§ **Task**
Reproduce the entries so that every line matches the original exactly.

Top of Given records

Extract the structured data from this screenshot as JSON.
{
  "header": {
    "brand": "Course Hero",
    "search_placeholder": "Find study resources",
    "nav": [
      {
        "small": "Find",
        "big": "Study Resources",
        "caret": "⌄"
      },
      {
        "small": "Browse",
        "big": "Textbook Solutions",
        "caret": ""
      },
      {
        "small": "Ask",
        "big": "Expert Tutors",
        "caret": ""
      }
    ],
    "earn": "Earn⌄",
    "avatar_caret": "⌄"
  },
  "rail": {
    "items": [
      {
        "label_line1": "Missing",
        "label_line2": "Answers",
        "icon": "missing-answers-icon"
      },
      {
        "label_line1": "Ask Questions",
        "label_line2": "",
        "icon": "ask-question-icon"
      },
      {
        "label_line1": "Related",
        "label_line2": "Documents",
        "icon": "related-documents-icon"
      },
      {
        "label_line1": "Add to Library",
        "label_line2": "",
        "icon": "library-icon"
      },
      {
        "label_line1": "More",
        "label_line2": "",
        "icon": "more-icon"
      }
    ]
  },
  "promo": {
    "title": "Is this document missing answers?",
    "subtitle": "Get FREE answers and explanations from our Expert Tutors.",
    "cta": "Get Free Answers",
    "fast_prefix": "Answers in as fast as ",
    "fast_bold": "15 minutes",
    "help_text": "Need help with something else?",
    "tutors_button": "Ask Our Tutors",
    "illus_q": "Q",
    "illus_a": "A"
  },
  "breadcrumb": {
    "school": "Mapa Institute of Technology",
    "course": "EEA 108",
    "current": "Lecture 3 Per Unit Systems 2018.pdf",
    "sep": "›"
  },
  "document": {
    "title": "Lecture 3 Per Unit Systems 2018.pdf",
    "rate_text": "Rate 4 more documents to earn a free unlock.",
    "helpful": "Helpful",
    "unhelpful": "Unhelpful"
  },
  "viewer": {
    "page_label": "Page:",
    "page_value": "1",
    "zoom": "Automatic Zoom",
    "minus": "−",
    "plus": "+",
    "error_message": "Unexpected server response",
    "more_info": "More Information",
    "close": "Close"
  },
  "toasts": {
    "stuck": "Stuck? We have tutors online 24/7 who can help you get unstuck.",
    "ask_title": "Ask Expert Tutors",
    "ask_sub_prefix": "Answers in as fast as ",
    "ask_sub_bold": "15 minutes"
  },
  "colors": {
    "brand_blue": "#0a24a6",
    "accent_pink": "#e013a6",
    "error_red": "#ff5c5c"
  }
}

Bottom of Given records

§ **Reply**
Extract the structured data from this screenshot as JSON.
{
  "header": {
    "brand": "Course Hero",
    "search_placeholder": "Find study resources",
    "nav": [
      {
        "small": "Find",
        "big": "Study Resources",
        "caret": "⌄"
      },
      {
        "small": "Browse",
        "big": "Textbook Solutions",
        "caret": ""
      },
      {
        "small": "Ask",
        "big": "Expert Tutors",
        "caret": ""
      }
    ],
    "earn": "Earn⌄",
    "avatar_caret": "⌄"
  },
  "rail": {
    "items": [
      {
        "label_line1": "Missing",
        "label_line2": "Answers",
        "icon": "missing-answers-icon"
      },
      {
        "label_line1": "Ask Questions",
        "label_line2": "",
        "icon": "ask-question-icon"
      },
      {
        "label_line1": "Related",
        "label_line2": "Documents",
        "icon": "related-documents-icon"
      },
      {
        "label_line1": "Add to Library",
        "label_line2": "",
        "icon": "library-icon"
      },
      {
        "label_line1": "More",
        "label_line2": "",
        "icon": "more-icon"
      }
    ]
  },
  "promo": {
    "title": "Is this document missing answers?",
    "subtitle": "Get FREE answers and explanations from our Expert Tutors.",
    "cta": "Get Free Answers",
    "fast_prefix": "Answers in as fast as ",
    "fast_bold": "15 minutes",
    "help_text": "Need help with something else?",
    "tutors_button": "Ask Our Tutors",
    "illus_q": "Q",
    "illus_a": "A"
  },
  "breadcrumb": {
    "school": "Mapa Institute of Technology",
    "course": "EEA 108",
    "current": "Lecture 3 Per Unit Systems 2018.pdf",
    "sep": "›"
  },
  "document": {
    "title": "Lecture 3 Per Unit Systems 2018.pdf",
    "rate_text": "Rate 4 more documents to earn a free unlock.",
    "helpful": "Helpful",
    "unhelpful": "Unhelpful"
  },
  "viewer": {
    "page_label": "Page:",
    "page_value": "1",
    "zoom": "Automatic Zoom",
    "minus": "−",
    "plus": "+",
    "error_message": "Unexpected server response",
    "more_info": "More Information",
    "close": "Close"
  },
  "toasts": {
    "stuck": "Stuck? We have tutors online 24/7 who can help you get unstuck.",
    "ask_title": "Ask Expert Tutors",
    "ask_sub_prefix": "Answers in as fast as ",
    "ask_sub_bold": "15 minutes"
  },
  "colors": {
    "brand_blue": "#0a24a6",
    "accent_pink": "#e013a6",
    "error_red": "#ff5c5c"
  }
}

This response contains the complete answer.